▸ Exercise instructions
If a line of the data below contains the string "Pull", copy it into your answer.

▸ Data
[Start of section]
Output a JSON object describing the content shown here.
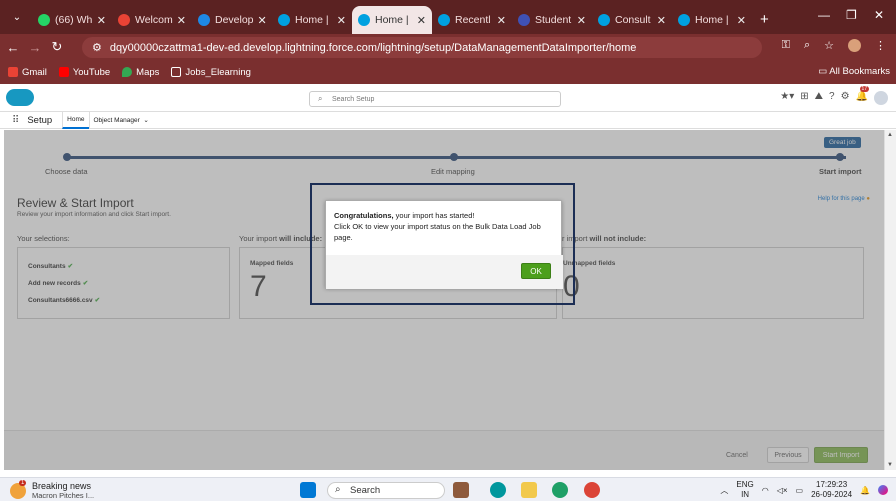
{
  "browser": {
    "tabs": [
      {
        "label": "(66) Wh",
        "color": "#25d366",
        "active": false
      },
      {
        "label": "Welcom",
        "color": "#ea4335",
        "active": false
      },
      {
        "label": "Develop",
        "color": "#1e88e5",
        "active": false
      },
      {
        "label": "Home |",
        "color": "#00a1e0",
        "active": false
      },
      {
        "label": "Home |",
        "color": "#00a1e0",
        "active": true
      },
      {
        "label": "Recentl",
        "color": "#00a1e0",
        "active": false
      },
      {
        "label": "Student",
        "color": "#3f51b5",
        "active": false
      },
      {
        "label": "Consult",
        "color": "#00a1e0",
        "active": false
      },
      {
        "label": "Home |",
        "color": "#00a1e0",
        "active": false
      }
    ],
    "url": "dqy00000czattma1-dev-ed.develop.lightning.force.com/lightning/setup/DataManagementDataImporter/home",
    "bookmarks": [
      "Gmail",
      "YouTube",
      "Maps",
      "Jobs_Elearning"
    ],
    "all_bookmarks": "All Bookmarks"
  },
  "sf": {
    "search_placeholder": "Search Setup",
    "setup_title": "Setup",
    "tabs": [
      "Home",
      "Object Manager"
    ],
    "notification_count": "17"
  },
  "wizard": {
    "steps": [
      "Choose data",
      "Edit mapping",
      "Start import"
    ],
    "badge": "Great job",
    "title": "Review & Start Import",
    "subtitle": "Review your import information and click Start import.",
    "help": "Help for this page",
    "your_selections": "Your selections:",
    "will_include_prefix": "Your import ",
    "will_include_bold": "will include:",
    "will_not_include_prefix": "r import ",
    "will_not_include_bold": "will not include:",
    "selections": [
      "Consultants",
      "Add new records",
      "Consultants6666.csv"
    ],
    "mapped_label": "Mapped fields",
    "mapped_count": "7",
    "unmapped_label": "Unmapped fields",
    "unmapped_count": "0",
    "footer": {
      "cancel": "Cancel",
      "previous": "Previous",
      "start": "Start Import"
    }
  },
  "modal": {
    "bold": "Congratulations,",
    "line1": " your import has started!",
    "line2": "Click OK to view your import status on the Bulk Data Load Job page.",
    "ok": "OK"
  },
  "taskbar": {
    "news_title": "Breaking news",
    "news_sub": "Macron Pitches I...",
    "news_badge": "1",
    "search": "Search",
    "lang": "ENG",
    "region": "IN",
    "time": "17:29:23",
    "date": "26-09-2024"
  }
}
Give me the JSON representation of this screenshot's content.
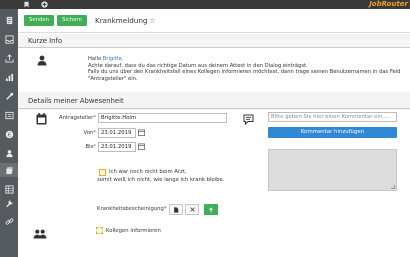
{
  "app": {
    "brand": "JobRouter"
  },
  "topbar": {
    "icons": [
      "bookmark-icon",
      "plus-icon"
    ]
  },
  "sidebar": {
    "items": [
      "document-icon",
      "inbox-icon",
      "upload-icon",
      "chart-icon",
      "tools-icon",
      "list-icon",
      "euro-icon",
      "user-icon",
      "stack-icon",
      "grid-icon",
      "wrench-icon",
      "link-icon"
    ]
  },
  "toolbar": {
    "send_label": "Senden",
    "save_label": "Sichern",
    "title": "Krankmeldung"
  },
  "colors": {
    "accent_green": "#3fae56",
    "accent_blue": "#2f89d4",
    "brand": "#f0a020",
    "required": "#d9342b",
    "checkbox_border": "#e2b318"
  },
  "info": {
    "heading": "Kurze Info",
    "greeting": "Hallo",
    "name": "Brigitte,",
    "line1": "Achte darauf, dass du das richtige Datum aus deinem Attest in den Dialog einträgst.",
    "line2": "Falls du uns über den Krankheitsfall eines Kollegen informieren möchtest, dann trage seinen Benutzernamen in das Feld \"Antragsteller\" ein."
  },
  "details": {
    "heading": "Details meiner Abwesenheit",
    "applicant_label": "Antragsteller",
    "applicant_value": "Brigitte.Holm",
    "from_label": "Von",
    "from_value": "23.01.2019",
    "to_label": "Bis",
    "to_value": "23.01.2019",
    "comment_placeholder": "Bitte geben Sie hier einen Kommentar ein.....",
    "comment_button": "Kommentar hinzufügen",
    "doctor_line1": "Ich war noch nicht beim Arzt,",
    "doctor_line2": "somit weiß ich nicht, wie lange ich krank bleibe.",
    "certificate_label": "Krankheitsbescheinigung",
    "colleagues_label": "Kollegen informieren",
    "required_mark": "*"
  }
}
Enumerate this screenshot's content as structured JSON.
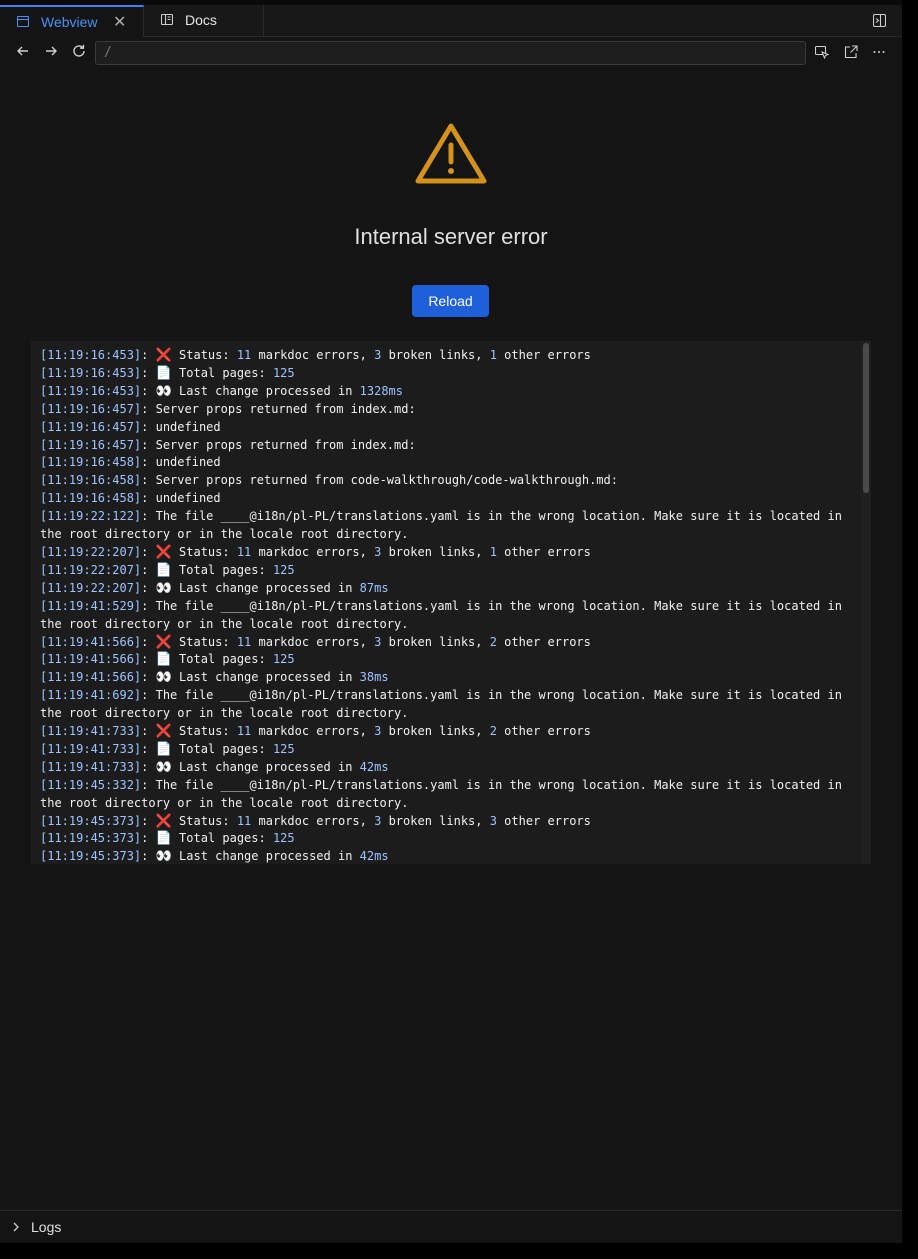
{
  "tabs": [
    {
      "label": "Webview",
      "active": true,
      "icon": "browser-icon"
    },
    {
      "label": "Docs",
      "active": false,
      "icon": "book-icon"
    }
  ],
  "url": "/",
  "error": {
    "title": "Internal server error",
    "reload_label": "Reload",
    "icon": "warning-triangle-icon",
    "accent": "#d4921a"
  },
  "logs": [
    {
      "ts": "[11:19:16:453]",
      "parts": [
        {
          "t": ": "
        },
        {
          "t": "❌",
          "e": 1
        },
        {
          "t": " Status: "
        },
        {
          "t": "11",
          "n": 1
        },
        {
          "t": " markdoc errors, "
        },
        {
          "t": "3",
          "n": 1
        },
        {
          "t": " broken links, "
        },
        {
          "t": "1",
          "n": 1
        },
        {
          "t": " other errors"
        }
      ]
    },
    {
      "ts": "[11:19:16:453]",
      "parts": [
        {
          "t": ": "
        },
        {
          "t": "📄",
          "e": 1
        },
        {
          "t": " Total pages: "
        },
        {
          "t": "125",
          "n": 1
        }
      ]
    },
    {
      "ts": "[11:19:16:453]",
      "parts": [
        {
          "t": ": "
        },
        {
          "t": "👀",
          "e": 1
        },
        {
          "t": " Last change processed in "
        },
        {
          "t": "1328ms",
          "n": 1
        }
      ]
    },
    {
      "ts": "[11:19:16:457]",
      "parts": [
        {
          "t": ": Server props returned from index.md:"
        }
      ]
    },
    {
      "ts": "[11:19:16:457]",
      "parts": [
        {
          "t": ": undefined"
        }
      ]
    },
    {
      "ts": "[11:19:16:457]",
      "parts": [
        {
          "t": ": Server props returned from index.md:"
        }
      ]
    },
    {
      "ts": "[11:19:16:458]",
      "parts": [
        {
          "t": ": undefined"
        }
      ]
    },
    {
      "ts": "[11:19:16:458]",
      "parts": [
        {
          "t": ": Server props returned from code-walkthrough/code-walkthrough.md:"
        }
      ]
    },
    {
      "ts": "[11:19:16:458]",
      "parts": [
        {
          "t": ": undefined"
        }
      ]
    },
    {
      "ts": "[11:19:22:122]",
      "parts": [
        {
          "t": ": The file ____@i18n/pl-PL/translations.yaml is in the wrong location. Make sure it is located in the root directory or in the locale root directory."
        }
      ]
    },
    {
      "ts": "[11:19:22:207]",
      "parts": [
        {
          "t": ": "
        },
        {
          "t": "❌",
          "e": 1
        },
        {
          "t": " Status: "
        },
        {
          "t": "11",
          "n": 1
        },
        {
          "t": " markdoc errors, "
        },
        {
          "t": "3",
          "n": 1
        },
        {
          "t": " broken links, "
        },
        {
          "t": "1",
          "n": 1
        },
        {
          "t": " other errors"
        }
      ]
    },
    {
      "ts": "[11:19:22:207]",
      "parts": [
        {
          "t": ": "
        },
        {
          "t": "📄",
          "e": 1
        },
        {
          "t": " Total pages: "
        },
        {
          "t": "125",
          "n": 1
        }
      ]
    },
    {
      "ts": "[11:19:22:207]",
      "parts": [
        {
          "t": ": "
        },
        {
          "t": "👀",
          "e": 1
        },
        {
          "t": " Last change processed in "
        },
        {
          "t": "87ms",
          "n": 1
        }
      ]
    },
    {
      "ts": "[11:19:41:529]",
      "parts": [
        {
          "t": ": The file ____@i18n/pl-PL/translations.yaml is in the wrong location. Make sure it is located in the root directory or in the locale root directory."
        }
      ]
    },
    {
      "ts": "[11:19:41:566]",
      "parts": [
        {
          "t": ": "
        },
        {
          "t": "❌",
          "e": 1
        },
        {
          "t": " Status: "
        },
        {
          "t": "11",
          "n": 1
        },
        {
          "t": " markdoc errors, "
        },
        {
          "t": "3",
          "n": 1
        },
        {
          "t": " broken links, "
        },
        {
          "t": "2",
          "n": 1
        },
        {
          "t": " other errors"
        }
      ]
    },
    {
      "ts": "[11:19:41:566]",
      "parts": [
        {
          "t": ": "
        },
        {
          "t": "📄",
          "e": 1
        },
        {
          "t": " Total pages: "
        },
        {
          "t": "125",
          "n": 1
        }
      ]
    },
    {
      "ts": "[11:19:41:566]",
      "parts": [
        {
          "t": ": "
        },
        {
          "t": "👀",
          "e": 1
        },
        {
          "t": " Last change processed in "
        },
        {
          "t": "38ms",
          "n": 1
        }
      ]
    },
    {
      "ts": "[11:19:41:692]",
      "parts": [
        {
          "t": ": The file ____@i18n/pl-PL/translations.yaml is in the wrong location. Make sure it is located in the root directory or in the locale root directory."
        }
      ]
    },
    {
      "ts": "[11:19:41:733]",
      "parts": [
        {
          "t": ": "
        },
        {
          "t": "❌",
          "e": 1
        },
        {
          "t": " Status: "
        },
        {
          "t": "11",
          "n": 1
        },
        {
          "t": " markdoc errors, "
        },
        {
          "t": "3",
          "n": 1
        },
        {
          "t": " broken links, "
        },
        {
          "t": "2",
          "n": 1
        },
        {
          "t": " other errors"
        }
      ]
    },
    {
      "ts": "[11:19:41:733]",
      "parts": [
        {
          "t": ": "
        },
        {
          "t": "📄",
          "e": 1
        },
        {
          "t": " Total pages: "
        },
        {
          "t": "125",
          "n": 1
        }
      ]
    },
    {
      "ts": "[11:19:41:733]",
      "parts": [
        {
          "t": ": "
        },
        {
          "t": "👀",
          "e": 1
        },
        {
          "t": " Last change processed in "
        },
        {
          "t": "42ms",
          "n": 1
        }
      ]
    },
    {
      "ts": "[11:19:45:332]",
      "parts": [
        {
          "t": ": The file ____@i18n/pl-PL/translations.yaml is in the wrong location. Make sure it is located in the root directory or in the locale root directory."
        }
      ]
    },
    {
      "ts": "[11:19:45:373]",
      "parts": [
        {
          "t": ": "
        },
        {
          "t": "❌",
          "e": 1
        },
        {
          "t": " Status: "
        },
        {
          "t": "11",
          "n": 1
        },
        {
          "t": " markdoc errors, "
        },
        {
          "t": "3",
          "n": 1
        },
        {
          "t": " broken links, "
        },
        {
          "t": "3",
          "n": 1
        },
        {
          "t": " other errors"
        }
      ]
    },
    {
      "ts": "[11:19:45:373]",
      "parts": [
        {
          "t": ": "
        },
        {
          "t": "📄",
          "e": 1
        },
        {
          "t": " Total pages: "
        },
        {
          "t": "125",
          "n": 1
        }
      ]
    },
    {
      "ts": "[11:19:45:373]",
      "parts": [
        {
          "t": ": "
        },
        {
          "t": "👀",
          "e": 1
        },
        {
          "t": " Last change processed in "
        },
        {
          "t": "42ms",
          "n": 1
        }
      ]
    }
  ],
  "bottom_panel": {
    "label": "Logs"
  },
  "colors": {
    "tab_active": "#4a90f5",
    "button": "#1f5fd9",
    "timestamp": "#9ec3ff"
  }
}
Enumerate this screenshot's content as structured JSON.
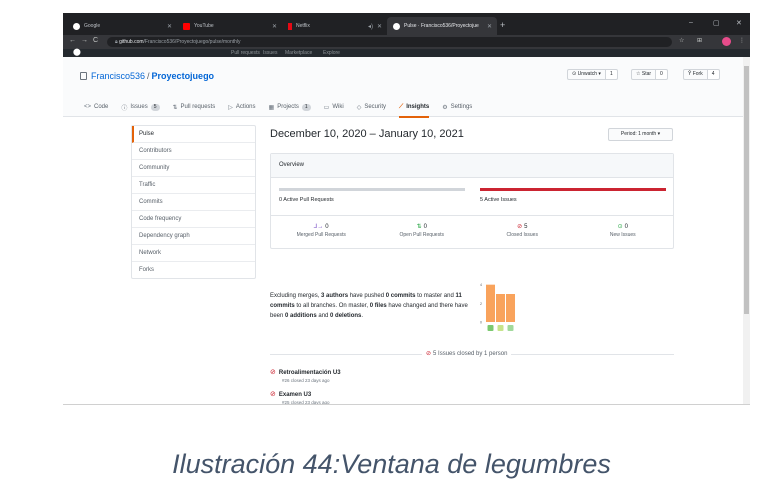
{
  "browser": {
    "tabs": [
      {
        "label": "Google",
        "color": "#ffffff"
      },
      {
        "label": "YouTube",
        "color": "#ff0000"
      },
      {
        "label": "Netflix",
        "color": "#e50914"
      },
      {
        "label": "Pulse · Francisco536/Proyectojue",
        "color": "#ffffff"
      }
    ],
    "new_tab": "+",
    "window_controls": [
      "–",
      "▢",
      "✕"
    ],
    "url_host": "github.com",
    "url_path": "/Francisco536/Proyectojuego/pulse/monthly",
    "nav": [
      "←",
      "→",
      "C"
    ],
    "toolbar_icons": [
      "☆",
      "⊞"
    ]
  },
  "gh_header": [
    "Pull requests",
    "Issues",
    "Marketplace",
    "Explore"
  ],
  "repo": {
    "owner": "Francisco536",
    "separator": "/",
    "name": "Proyectojuego",
    "unwatch": "⊙ Unwatch ▾",
    "unwatch_count": "1",
    "star": "☆ Star",
    "star_count": "0",
    "fork": "Ŷ Fork",
    "fork_count": "4",
    "nav": [
      {
        "icon": "<>",
        "label": "Code",
        "count": ""
      },
      {
        "icon": "ⓘ",
        "label": "Issues",
        "count": "5"
      },
      {
        "icon": "⇅",
        "label": "Pull requests",
        "count": ""
      },
      {
        "icon": "▷",
        "label": "Actions",
        "count": ""
      },
      {
        "icon": "▦",
        "label": "Projects",
        "count": "1"
      },
      {
        "icon": "▭",
        "label": "Wiki",
        "count": ""
      },
      {
        "icon": "◇",
        "label": "Security",
        "count": ""
      },
      {
        "icon": "⟋",
        "label": "Insights",
        "count": ""
      },
      {
        "icon": "⚙",
        "label": "Settings",
        "count": ""
      }
    ]
  },
  "sidebar": [
    "Pulse",
    "Contributors",
    "Community",
    "Traffic",
    "Commits",
    "Code frequency",
    "Dependency graph",
    "Network",
    "Forks"
  ],
  "main": {
    "date_range": "December 10, 2020 – January 10, 2021",
    "period": "Period: 1 month ▾",
    "overview_title": "Overview",
    "active_prs": "0 Active Pull Requests",
    "active_issues": "5 Active Issues",
    "pr_bar_fraction": 0,
    "issue_bar_fraction": 1,
    "colors": {
      "pr_fill": "#6f42c1",
      "issue_fill": "#cb2431",
      "track": "#d1d5da",
      "commit_bar": "#f9a35c"
    },
    "stats": [
      {
        "icon": "⅃→",
        "num": "0",
        "label": "Merged Pull Requests",
        "color": "#6f42c1"
      },
      {
        "icon": "⇅",
        "num": "0",
        "label": "Open Pull Requests",
        "color": "#28a745"
      },
      {
        "icon": "⊘",
        "num": "5",
        "label": "Closed Issues",
        "color": "#cb2431"
      },
      {
        "icon": "⊙",
        "num": "0",
        "label": "New Issues",
        "color": "#28a745"
      }
    ],
    "summary": {
      "t1": "Excluding merges, ",
      "authors": "3 authors",
      "t2": " have pushed ",
      "commits_master": "0 commits",
      "t3": " to master and ",
      "commits_all": "11 commits",
      "t4": " to all branches. On master, ",
      "files": "0 files",
      "t5": " have changed and there have been ",
      "additions": "0 additions",
      "t6": " and ",
      "deletions": "0 deletions",
      "t7": "."
    },
    "closed_heading": "5 Issues closed by 1 person",
    "closed_icon": "⊘",
    "issues": [
      {
        "title": "Retroalimentación U3",
        "meta": "#26 closed 23 days ago"
      },
      {
        "title": "Examen U3",
        "meta": "#25 closed 23 days ago"
      }
    ]
  },
  "chart_data": {
    "type": "bar",
    "categories": [
      "author 1",
      "author 2",
      "author 3"
    ],
    "values": [
      4,
      3,
      3
    ],
    "ylim": [
      0,
      4.5
    ],
    "yticks": [
      "4",
      "2",
      "0"
    ],
    "grid": false
  },
  "caption": "Ilustración 44:Ventana de legumbres"
}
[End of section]
▸ Answer to this exercise
    "Pull requests",
        "label": "Pull requests",
    "active_prs": "0 Active Pull Requests",
        "label": "Merged Pull Requests",
        "label": "Open Pull Requests",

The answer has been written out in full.